University of Utah College of Nursing (CON) donors Bill "Action" and Jackie Jackson are not only generous, but creative. After their youngest son, John William Jackson, passed away in a climbing accident, the Jacksons established the John William Jackson Fund (JWJF) within the Idaho Community Foundation to honor John's legacy by advancing academic excellence among students of all ages.
Action, a former Morrison Knudsen company manager, had a unique idea that would not only allow him to provide funding for students, but improve metal recycling practices within construction projects. His plan was to turn scrap metal into scholarships by establishing the Idaho Youth Education Recycling Partnership (iYERP) within the JWJF.
Through iYERP's partnerships with recycling and construction companies, the Jacksons help collect and recycle scrap metal. Scrap metal donors then receive a tax-deductible receipt for the value of the recycled material, directly seeing their impact through dispensation by JWJF. To learn more about the process, contact firstname.lastname@example.org.

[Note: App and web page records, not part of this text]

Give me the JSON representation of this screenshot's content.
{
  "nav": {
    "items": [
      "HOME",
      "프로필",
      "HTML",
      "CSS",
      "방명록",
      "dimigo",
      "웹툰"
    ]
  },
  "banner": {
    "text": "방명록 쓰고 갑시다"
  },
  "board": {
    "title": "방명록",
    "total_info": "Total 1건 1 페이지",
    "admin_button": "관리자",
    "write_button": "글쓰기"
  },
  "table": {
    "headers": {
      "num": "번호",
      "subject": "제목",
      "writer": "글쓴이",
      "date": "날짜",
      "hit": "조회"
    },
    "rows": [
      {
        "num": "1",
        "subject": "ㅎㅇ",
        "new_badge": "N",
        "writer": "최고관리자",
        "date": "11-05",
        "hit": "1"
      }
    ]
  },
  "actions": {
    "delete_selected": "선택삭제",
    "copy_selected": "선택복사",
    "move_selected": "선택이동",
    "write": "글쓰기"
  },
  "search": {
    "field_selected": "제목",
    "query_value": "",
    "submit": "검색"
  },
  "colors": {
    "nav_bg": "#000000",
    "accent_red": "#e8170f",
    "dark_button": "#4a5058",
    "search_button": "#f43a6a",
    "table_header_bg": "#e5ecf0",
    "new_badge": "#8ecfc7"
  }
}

Although the fund advances academic excellence, appreciation of the performing arts, and outdoor sporting, JWJF scholarships have recently focused on nursing and health sciences students.
"In the past five years, the awarding of health science and nursing scholarships has taken on greater importance for the Fund. As a result, the health science and nursing scholarships have continued to experience substantial growth," says Action.
The Jacksons understand the importance of nurses and health care professionals. They aim to support health sciences students, so students can support their communities after graduation.
"Jackie and I have come face-to-face with the loved ones of family and friends who have died over the years. We have come to admire those who bravely battle terminal illnesses," says Action. "We want future students to clearly understand the importance of being caring, compassionate, and patient-/family-centered."
In December 2020, the JWJF launched the Northwest Health Science Scholarship Initiative, which awarded $100,000 for 50 $2,000 scholarships to nine schools. A first-time award of $6,000 was made to the CON.
Action and Jackie showed their support for CON students once again as they met with 2021-2022 JWJF scholarship recipients Gabriella Fagan, Laura Thomas, and Mindy Szilagi. The JWJF scholarship will help these nursing students afford tuition, maintain school-work-life balance, and remain in their programs.
For Fagan, the scholarship has been crucial to her academic success.
"This scholarship will greatly assist my ability to afford the tuition at the College of Nursing. I have a younger brother in college right now, so I do everything I can to assist my family in paying tuition—as well as covering my rent, car, and food expenses. The COVID-19 pandemic has definitely caused more of a financial strain, so I am grateful for this scholarship and educational opportunity," says Fagan. "I now feel that I can solely focus on expanding my knowledge and becoming the best nurse I can be, while keeping the balance of spending more time with friends and family."